There’s something special with this film when three and a half hours perfectly suits the movie’s narrative, can keep you intrigued yet leaving you denying what is so obviously hinted towards throughout. From the start of the movie, you are unsure where it’s truly headed other than that it is about one Frank Sheeran who joins the midst of the mob and his mission is clear from the first scene of the movie he is a man who “paints houses” for one Russel Bufalino and his Pennsylvania crime family. He falls in an odd place between his own family, the hierarchy of the mob, and the Teamsters led by Jimmy Hoffa.  

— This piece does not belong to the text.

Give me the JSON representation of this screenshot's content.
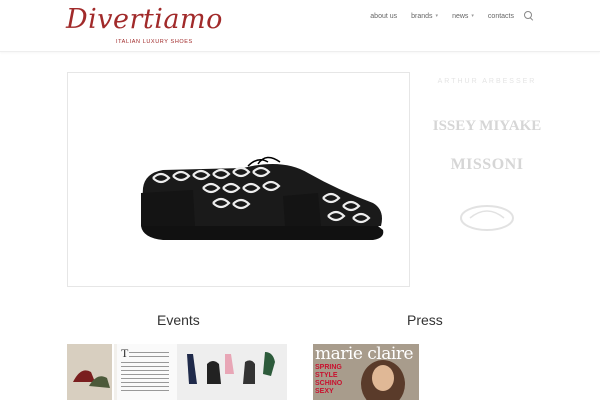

The violent and brutal scenes when Jimmy is at work “painting houses” are all done in a delicate matter to show how quickly and devastating victims were left. The violence is all shot very quickly and not to glorify what is happening on the screen. Not to mention when new mobsters are introduced along with it is a blurb of their death, usually consisting of being shot in the head multiple times while in an unsuspecting location.  The devastation is also seen through Frank’s family life and how his children interact with his newfound family. 

It mixes greatly the dark moments with comedy and I couldn’t help but finding myself crack up through the duration of the film as the jokes are proper funny ranging from painting the wrong house to arguing about being 15 minutes late over 10 minutes. The movie is nothing short of a master class gangster movie that shows the effects of the mob though done through movie glorification it is a marvel to endure. 

It is able to connect to a younger audience by its comedy, brutality, and a cameo appearance from Action Bronson. Plus a nice little scene where Robert de Niro’s character flexes his wristwatch up during a photoshoot. 

It manages to hold the attention of a new generation while maintaining key roots that Scorcese is known for. 

The only thing that holds this movie back is the same thing that makes it so spectacular, and that is the actors. Robert de Niro, Joe Pesci, and Al Pacino to name the superstars are the best of the best in these types of films. The performances are amazing and make the movie worth it to watch on its own but besides Al Pacino, Joe and Robert look like they are both about to croak through the entire film, CGI is used to make them appear younger and it gives a haunting almost ghostly looking look to them. Blue eyes colder than White Walkers along with a face that is so familiar yet hideous is what awaits. Though you get used to it, you won’t get used to believing Joe Pesci’s character and Robert de Niro’s character aren’t short from a heart attack. 

A common occurrence is a film is doors being left open and possibly closed at times, a common theme for mobster movies. Seen in the Godfather to represent members entering the secret life of the Mafia is it given its own unique spin and I’d recommend looking out for these doors and their placement within the scene to have a better understanding of the final scene of the movie.